IS MEDITATION NECESSARY ?
Question : Is Meditation necessary as a spiritual practice?
Sage TGN : The categorical answer to your question is, “No, Meditation is not necessary for the purpose of the Enlightment of Consciousness, although it could serve a very preliminary function of helping to purify the mind”.
Now I shall proceed to explain the answer in some detail, so that the matter which has been agitating seekers for far too long may be settled once and for all.
Meditation is a mental practice, even as puja is physical and japa vocal. Mind, as you know, is only a projection of the life-energy drawing in imprints of deeds through the senses and desires generated by itself. Even while engaged in this continuous process during every minute of your waking hours, Mind is simultaneously reflecting those imprints as thoughts. When you are sleeping, the said reflecting is in the form of dreams.
Novice-meditators know (to their cost!) that when they sit down to meditate, their Mind brings up a hundred thousand worldly thoughts in rapid and restless succession. Exalted souls like Thayumanavar also underwent this misery which had the effect of reducing them to despair in the early stages of their spiritual life. Tiruvalluvar, that precise diagnostician, hit the nail on the head when he said (in Kural No. 337) that people are not sure whether they would be alive at the next moment but their thoughts and desires are many millions in number!
Mind is your sixth sense (the other five being those of touch, sound, sight, taste and smell) and it is the Mind wallowing in the world-process that is in a state of unabated agitation.

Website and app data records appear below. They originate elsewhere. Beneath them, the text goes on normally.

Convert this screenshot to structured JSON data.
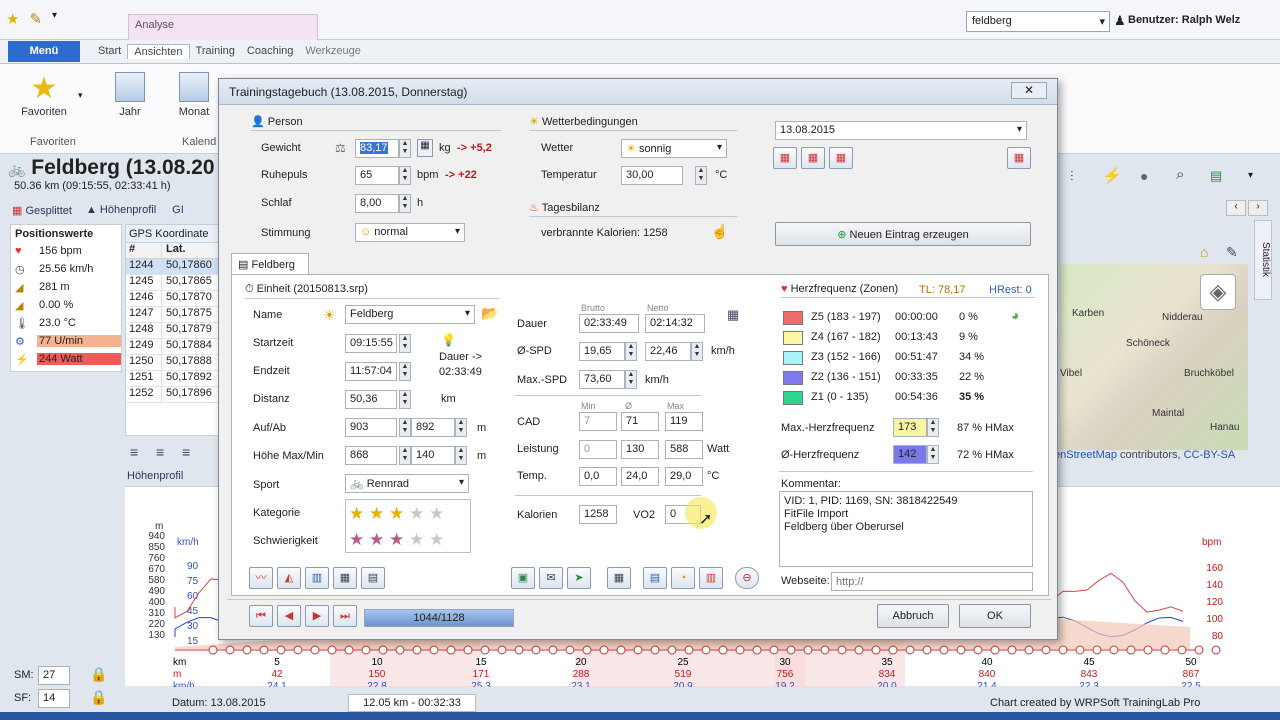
{
  "app": {
    "context_tab": "Analyse",
    "user_select": "feldberg",
    "user_label": "Benutzer: Ralph Welz",
    "menu_button": "Menü",
    "tabs": [
      "Start",
      "Ansichten",
      "Training",
      "Coaching",
      "Werkzeuge"
    ],
    "active_tab": "Ansichten",
    "ribbon": {
      "favoriten": "Favoriten",
      "favoriten_group": "Favoriten",
      "jahr": "Jahr",
      "monat": "Monat",
      "kalender_group": "Kalend"
    }
  },
  "workout": {
    "title": "Feldberg (13.08.20",
    "subtitle": "50.36 km (09:15:55, 02:33:41 h)",
    "view_tabs": [
      "Gesplittet",
      "Höhenprofil",
      "GI"
    ]
  },
  "positionswerte": {
    "title": "Positionswerte",
    "items": [
      {
        "icon": "heart-icon",
        "value": "156 bpm",
        "bg": "#fff"
      },
      {
        "icon": "speed-icon",
        "value": "25.56 km/h",
        "bg": "#fff"
      },
      {
        "icon": "altitude-icon",
        "value": "281 m",
        "bg": "#fff"
      },
      {
        "icon": "slope-icon",
        "value": "0.00 %",
        "bg": "#fff"
      },
      {
        "icon": "temperature-icon",
        "value": "23.0 °C",
        "bg": "#fff"
      },
      {
        "icon": "cadence-icon",
        "value": "77 U/min",
        "bg": "#f5b28e"
      },
      {
        "icon": "power-icon",
        "value": "244 Watt",
        "bg": "#ef5a5a"
      }
    ]
  },
  "gps": {
    "title": "GPS Koordinate",
    "col_hash": "#",
    "col_lat": "Lat.",
    "rows": [
      [
        "1244",
        "50,17860"
      ],
      [
        "1245",
        "50,17865"
      ],
      [
        "1246",
        "50,17870"
      ],
      [
        "1247",
        "50,17875"
      ],
      [
        "1248",
        "50,17879"
      ],
      [
        "1249",
        "50,17884"
      ],
      [
        "1250",
        "50,17888"
      ],
      [
        "1251",
        "50,17892"
      ],
      [
        "1252",
        "50,17896"
      ]
    ]
  },
  "hoehenprofil_label": "Höhenprofil",
  "map": {
    "labels": [
      "Karben",
      "Nidderau",
      "Schöneck",
      "Bruchköbel",
      "Maintal",
      "Hanau",
      "Vibel"
    ],
    "attribution_link": "enStreetMap",
    "attribution_text": "contributors,",
    "license": "CC-BY-SA",
    "statistik": "Statistik"
  },
  "bottom": {
    "sm_label": "SM:",
    "sm_value": "27",
    "sf_label": "SF:",
    "sf_value": "14",
    "datum": "Datum: 13.08.2015",
    "cursor_info": "12.05 km - 00:32:33",
    "chart_credit": "Chart created by WRPSoft TrainingLab Pro",
    "y_unit_m": "m",
    "y_unit_kmh": "km/h",
    "y_unit_bpm": "bpm"
  },
  "dialog": {
    "title": "Trainingstagebuch (13.08.2015, Donnerstag)",
    "close": "✕",
    "person": {
      "section": "Person",
      "gewicht_label": "Gewicht",
      "gewicht": "83,17",
      "gewicht_unit": "kg",
      "gewicht_delta": "-> +5,2",
      "ruhepuls_label": "Ruhepuls",
      "ruhepuls": "65",
      "ruhepuls_unit": "bpm",
      "ruhepuls_delta": "-> +22",
      "schlaf_label": "Schlaf",
      "schlaf": "8,00",
      "schlaf_unit": "h",
      "stimmung_label": "Stimmung",
      "stimmung": "normal"
    },
    "wetter": {
      "section": "Wetterbedingungen",
      "wetter_label": "Wetter",
      "wetter": "sonnig",
      "temperatur_label": "Temperatur",
      "temperatur": "30,00",
      "temperatur_unit": "°C",
      "bilanz_section": "Tagesbilanz",
      "kalorien": "verbrannte Kalorien: 1258"
    },
    "date": "13.08.2015",
    "new_entry": "Neuen Eintrag erzeugen",
    "tab": "Feldberg",
    "einheit": {
      "section": "Einheit (20150813.srp)",
      "name_label": "Name",
      "name": "Feldberg",
      "startzeit_label": "Startzeit",
      "startzeit": "09:15:55",
      "endzeit_label": "Endzeit",
      "endzeit": "11:57:04",
      "dauer_note": "Dauer ->",
      "dauer_note_val": "02:33:49",
      "distanz_label": "Distanz",
      "distanz": "50,36",
      "distanz_unit": "km",
      "aufab_label": "Auf/Ab",
      "auf": "903",
      "ab": "892",
      "aufab_unit": "m",
      "hoehe_label": "Höhe Max/Min",
      "hoehe_max": "868",
      "hoehe_min": "140",
      "hoehe_unit": "m",
      "sport_label": "Sport",
      "sport": "Rennrad",
      "kategorie_label": "Kategorie",
      "kategorie_stars": 3,
      "schwierigkeit_label": "Schwierigkeit",
      "schwierigkeit_stars": 3
    },
    "werte": {
      "brutto": "Brutto",
      "netto": "Netto",
      "dauer_label": "Dauer",
      "dauer_brutto": "02:33:49",
      "dauer_netto": "02:14:32",
      "spd_label": "Ø-SPD",
      "spd_brutto": "19,65",
      "spd_netto": "22,46",
      "spd_unit": "km/h",
      "maxspd_label": "Max.-SPD",
      "maxspd": "73,60",
      "maxspd_unit": "km/h",
      "min": "Min",
      "avg": "Ø",
      "max": "Max",
      "cad_label": "CAD",
      "cad_min": "7",
      "cad_avg": "71",
      "cad_max": "119",
      "leistung_label": "Leistung",
      "leistung_min": "0",
      "leistung_avg": "130",
      "leistung_max": "588",
      "leistung_unit": "Watt",
      "temp_label": "Temp.",
      "temp_min": "0,0",
      "temp_avg": "24,0",
      "temp_max": "29,0",
      "temp_unit": "°C",
      "kalorien_label": "Kalorien",
      "kalorien": "1258",
      "vo2_label": "VO2",
      "vo2": "0"
    },
    "hf": {
      "section": "Herzfrequenz (Zonen)",
      "tl": "TL: 78,17",
      "hrest": "HRest: 0",
      "zones": [
        {
          "name": "Z5 (183 - 197)",
          "time": "00:00:00",
          "pct": "0 %",
          "color": "#f26b6b"
        },
        {
          "name": "Z4 (167 - 182)",
          "time": "00:13:43",
          "pct": "9 %",
          "color": "#fbf7a6"
        },
        {
          "name": "Z3 (152 - 166)",
          "time": "00:51:47",
          "pct": "34 %",
          "color": "#a8f3f5"
        },
        {
          "name": "Z2 (136 - 151)",
          "time": "00:33:35",
          "pct": "22 %",
          "color": "#7f79ef"
        },
        {
          "name": "Z1 (0 - 135)",
          "time": "00:54:36",
          "pct": "35 %",
          "color": "#2fd68d"
        }
      ],
      "max_label": "Max.-Herzfrequenz",
      "max": "173",
      "max_pct": "87 % HMax",
      "avg_label": "Ø-Herzfrequenz",
      "avg": "142",
      "avg_pct": "72 % HMax"
    },
    "kommentar": {
      "label": "Kommentar:",
      "lines": [
        "VID: 1, PID: 1169, SN: 3818422549",
        "FitFile Import",
        "Feldberg über Oberursel"
      ]
    },
    "webseite_label": "Webseite:",
    "webseite_placeholder": "http://",
    "nav_counter": "1044/1128",
    "abbruch": "Abbruch",
    "ok": "OK"
  },
  "chart_data": {
    "type": "line",
    "x_label_km": "km",
    "km_ticks": [
      "5",
      "10",
      "15",
      "20",
      "25",
      "30",
      "35",
      "40",
      "45",
      "50"
    ],
    "m_row_label": "m",
    "m_values": [
      "42",
      "150",
      "171",
      "288",
      "519",
      "756",
      "834",
      "840",
      "843",
      "867"
    ],
    "kmh_row_label": "km/h",
    "kmh_values": [
      "24.1",
      "22.8",
      "25.3",
      "23.1",
      "20.9",
      "19.2",
      "20.0",
      "21.4",
      "22.3",
      "22.5"
    ],
    "y_m_ticks": [
      "940",
      "850",
      "760",
      "670",
      "580",
      "490",
      "400",
      "310",
      "220",
      "130"
    ],
    "y_kmh_ticks": [
      "90",
      "75",
      "60",
      "45",
      "30",
      "15"
    ],
    "y_bpm_ticks": [
      "160",
      "140",
      "120",
      "100",
      "80"
    ]
  }
}
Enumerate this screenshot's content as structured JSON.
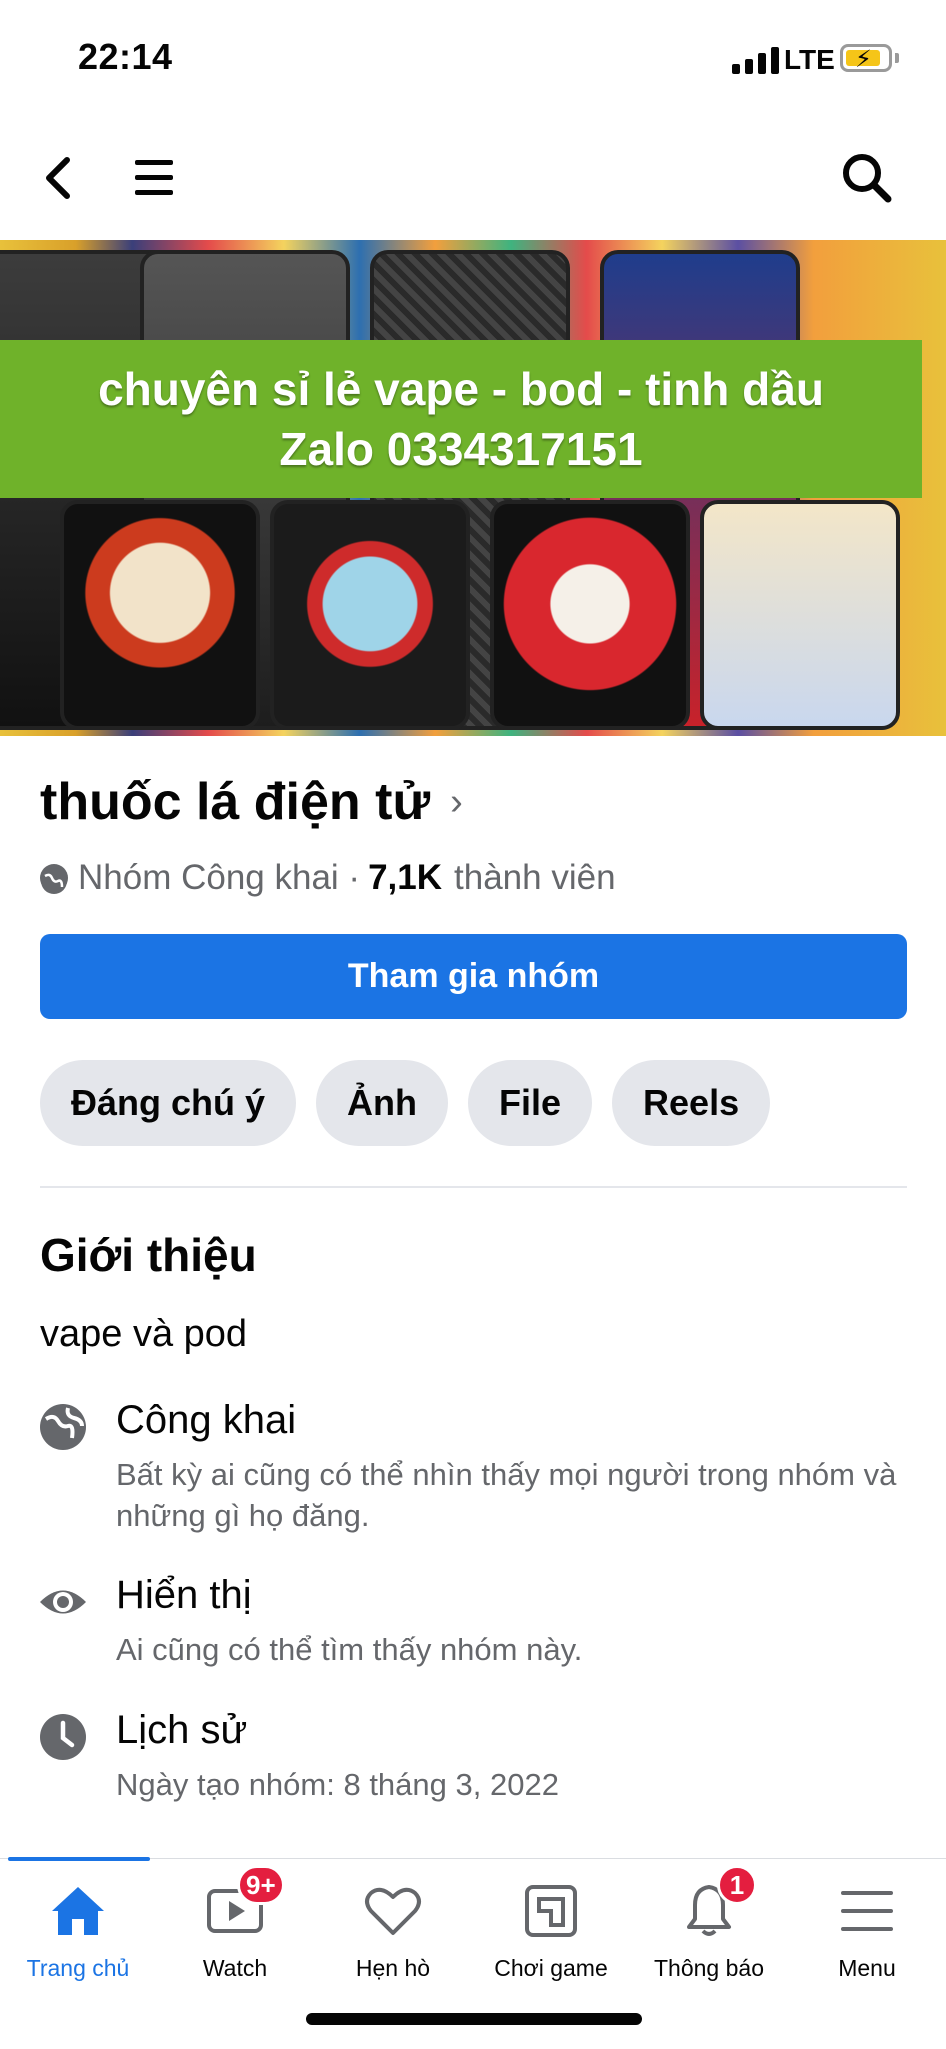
{
  "status": {
    "time": "22:14",
    "network": "LTE"
  },
  "cover": {
    "line1": "chuyên sỉ lẻ vape - bod - tinh dầu",
    "line2": "Zalo 0334317151"
  },
  "group": {
    "name": "thuốc lá điện tử",
    "privacy": "Nhóm Công khai ·",
    "member_count": "7,1K",
    "member_label": "thành viên",
    "join_label": "Tham gia nhóm"
  },
  "chips": [
    "Đáng chú ý",
    "Ảnh",
    "File",
    "Reels"
  ],
  "about": {
    "title": "Giới thiệu",
    "description": "vape và pod",
    "items": [
      {
        "label": "Công khai",
        "sub": "Bất kỳ ai cũng có thể nhìn thấy mọi người trong nhóm và những gì họ đăng.",
        "icon": "globe-icon"
      },
      {
        "label": "Hiển thị",
        "sub": "Ai cũng có thể tìm thấy nhóm này.",
        "icon": "eye-icon"
      },
      {
        "label": "Lịch sử",
        "sub": "Ngày tạo nhóm: 8 tháng 3, 2022",
        "icon": "clock-icon"
      }
    ]
  },
  "tabs": [
    {
      "label": "Trang chủ",
      "icon": "home-icon",
      "active": true
    },
    {
      "label": "Watch",
      "icon": "watch-icon",
      "badge": "9+"
    },
    {
      "label": "Hẹn hò",
      "icon": "heart-icon"
    },
    {
      "label": "Chơi game",
      "icon": "game-icon"
    },
    {
      "label": "Thông báo",
      "icon": "bell-icon",
      "badge": "1"
    },
    {
      "label": "Menu",
      "icon": "menu-icon"
    }
  ],
  "colors": {
    "accent": "#1b74e4",
    "badge": "#e41e3f",
    "banner": "#6fb22a"
  }
}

In reflecting imprints it is taking shape and quality all the time, rendering concentration on any one topic impossible for you. This problem is universal and plagues all age-groups from High School students preparing for their examinations to adults like you who seek to know the purpose of life.
In order to obtain concentration of Mind one has to release its multi-pointed grips on world-objects in the first instance. This preliminary process of withdrawal of the Mind is known in Patanjali-Yoga as pratyahara. It is an arduous process and may take years of practice in the syllabus of hata-yoga. The withdrawn Mind is next coaxed and coerced to settle on one point at will; and this the second stage is called dharana. The object of concentration could be your favourite deity (ishta-devata) or a mantra. This is done since the Mind has not been habituated to be without a thought and so would not know what to do with itself, if it is deprived of its raison d’etre, its pillar and prop.
After the Mind becomes disciplined in dharana, it is placed on its own source, namely the life-energy. This is the beginning of Meditation or dhyana – not Meditation itself in entirety. You would observe that what has been popularised as Transcendental Meditation (TM) is only dharana and not full-fledged dhyana in the correct sense of the term.
As I said, the Mind, formless in its native state, takes the shape and quality of what it settles on. In dhyana, the Mind is focussed on the energy-particles constituting life and so becomes subtle, for that is the characteristic of the basic energy-particle akash which is the first of the five physical division (pancha-boothams). The Mind thus rendered extremely subtle is now able to travel up to and experience the Source and Origin of the life-energy itself which is the Absolute beyond Which and other than Which there is naught else. That is, the Mind becomes co-equal (or samam in Tamil) with Adhi or the Beginning. This is the state of Samadhi which has to be an experience and not mere intellection. It is here that Meditation becomes complete.
In the early stages, fleeting Samadhi would come to be experienced, as indicated by a sense of Bliss (Anandham) that is all-too-brief in duration. In due course it could lead to nirvikalpa Samadhi during which consciousness of world objects would not be present. This again is an interim stage.
Through assiduous application the Bliss can be retained with Awareness for 24 hours of the day. This is sahaja-samadhi which does not interfere with the discharge of your worldly duties and responsibilities. Unfailing Virtue will inform all your activities here.
In my method I am guiding you to an intellectual understanding of this culminating state of Consciousness in the first instance, and then persuading you to apply plus-and-minus corrections to your mode of living so that it may be brought into consonance with the purpose of life which is Liberation sans phrase. You can practise my method without fanfare and unobtrusively wherever you happen to be – whether at home or place of work. Progress will be steady and sure, as sincere and diligent practitioners have discovered for themselves.